He has always thought it was a fuel problem and finally he & I spent a day running curtain wire through all the fuel pipes and blowing thro the valves (tasty). I found a one way valve next to the fuel tank which seemed blocked and Keith cleared it by blowing thro it backwards.

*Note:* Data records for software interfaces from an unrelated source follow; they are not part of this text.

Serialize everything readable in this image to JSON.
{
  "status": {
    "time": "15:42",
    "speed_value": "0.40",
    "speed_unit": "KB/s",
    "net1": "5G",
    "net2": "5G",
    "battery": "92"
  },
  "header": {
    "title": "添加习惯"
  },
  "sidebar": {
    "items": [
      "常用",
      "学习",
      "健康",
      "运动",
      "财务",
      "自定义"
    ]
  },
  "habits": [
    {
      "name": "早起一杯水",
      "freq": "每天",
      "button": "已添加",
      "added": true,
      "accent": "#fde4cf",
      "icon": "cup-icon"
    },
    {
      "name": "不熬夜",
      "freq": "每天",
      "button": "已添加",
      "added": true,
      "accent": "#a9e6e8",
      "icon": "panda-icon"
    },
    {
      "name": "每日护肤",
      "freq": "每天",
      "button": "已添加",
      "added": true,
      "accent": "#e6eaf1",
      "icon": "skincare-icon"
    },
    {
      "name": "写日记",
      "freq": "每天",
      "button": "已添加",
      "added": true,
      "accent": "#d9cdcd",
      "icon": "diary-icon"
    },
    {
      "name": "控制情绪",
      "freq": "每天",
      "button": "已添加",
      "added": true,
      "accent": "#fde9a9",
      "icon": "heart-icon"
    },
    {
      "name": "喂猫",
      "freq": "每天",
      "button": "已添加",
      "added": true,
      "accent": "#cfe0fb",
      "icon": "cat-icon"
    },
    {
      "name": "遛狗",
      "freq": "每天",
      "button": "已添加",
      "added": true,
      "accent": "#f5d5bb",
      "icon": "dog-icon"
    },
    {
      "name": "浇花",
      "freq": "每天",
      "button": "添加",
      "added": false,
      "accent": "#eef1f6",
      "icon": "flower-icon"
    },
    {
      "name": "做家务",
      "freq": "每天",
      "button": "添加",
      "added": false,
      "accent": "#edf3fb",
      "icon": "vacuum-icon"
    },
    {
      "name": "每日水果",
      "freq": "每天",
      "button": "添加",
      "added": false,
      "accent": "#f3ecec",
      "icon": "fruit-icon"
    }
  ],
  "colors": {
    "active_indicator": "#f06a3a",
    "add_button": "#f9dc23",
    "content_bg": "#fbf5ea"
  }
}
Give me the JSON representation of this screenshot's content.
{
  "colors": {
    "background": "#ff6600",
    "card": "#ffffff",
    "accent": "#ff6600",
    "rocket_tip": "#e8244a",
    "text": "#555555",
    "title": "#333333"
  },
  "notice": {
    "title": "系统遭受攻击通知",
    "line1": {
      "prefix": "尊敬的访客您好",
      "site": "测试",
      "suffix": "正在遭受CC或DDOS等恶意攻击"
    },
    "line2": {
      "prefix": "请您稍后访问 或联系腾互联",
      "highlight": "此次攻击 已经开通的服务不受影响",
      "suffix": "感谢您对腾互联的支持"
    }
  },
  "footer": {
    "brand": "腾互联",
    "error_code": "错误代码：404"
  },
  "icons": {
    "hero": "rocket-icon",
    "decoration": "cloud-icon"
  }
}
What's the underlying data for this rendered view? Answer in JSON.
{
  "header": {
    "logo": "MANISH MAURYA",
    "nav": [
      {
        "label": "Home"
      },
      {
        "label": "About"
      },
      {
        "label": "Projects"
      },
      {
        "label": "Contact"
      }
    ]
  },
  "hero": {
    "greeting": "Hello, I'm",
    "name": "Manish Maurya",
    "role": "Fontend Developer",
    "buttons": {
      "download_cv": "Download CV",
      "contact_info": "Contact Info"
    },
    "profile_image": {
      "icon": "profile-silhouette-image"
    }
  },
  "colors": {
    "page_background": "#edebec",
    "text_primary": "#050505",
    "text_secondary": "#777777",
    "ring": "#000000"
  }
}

Then the fuel pump packed up .A nice guy here took it to pieces and cleaned it and we fitted it this morning. Hey Presto the generator works like a dream. A very simple solution to a problem that several dutch in Curacao and even more Panamanians spent about 50 hours not solving!

 

Clare

 

My time on board is all but spent; I have just booked my transport out of the heaving metropolis that is Taiohae Bay. On Sunday morning, bright and early, Jean Claude (who sounds on the phone as if he has 50 Gauloises for breakfast) is taking me to the airport. I was looking forward to taking the helicopter across the island but it apparently doesn’t fly anymore… Whether this is due to a lack of punters or some catastrophic air disaster my GCSE French could not tell and it seemed a trifle insensitive to ask.

 

When I leave here, I have four nights lined up in a bungalow (stairs are difficult at my time of life) on Rangiroa – the atoll we would have sailed to had the various Fischer Panda experts known the difference between some gunk in a pipe and a complex electronic malfunction. After that I fly on to Papeete (or rather back to Papeete as even the Rangiroa flight takes me via Papeete) for another two nights in the Vegas of the South Pacific. It can’t be more bustling and hectic than Nuku Hiva surely? I’m expecting Croydon with palm trees.

 

The joys of the internet are such that it has rendered the booking of hotels remarkably easy; my French isn’t quite what it used to be, but at least in an email I have plenty of time to consider about what I am doing slowly and carefully. In person, in the Air Tahiti offices, they could quite easily have sold me a one-way ticket to a leper colony and I would still have handed over my credit card, my grateful mercis ringing in their ears. This leads me to declare the wireless card in my laptop my final Tool Of The Day, meaning that the progression of tools from grabber (a substitute for man’s hands) to wifi neatly mirrors the evolution of tools and technology over the last 30,000 years.

 

Here endeth the lesson. 

 

PS What is “leper colony” in French? My copy of tricolore was missing the chapter on fascinating skin diseases…

 

Guido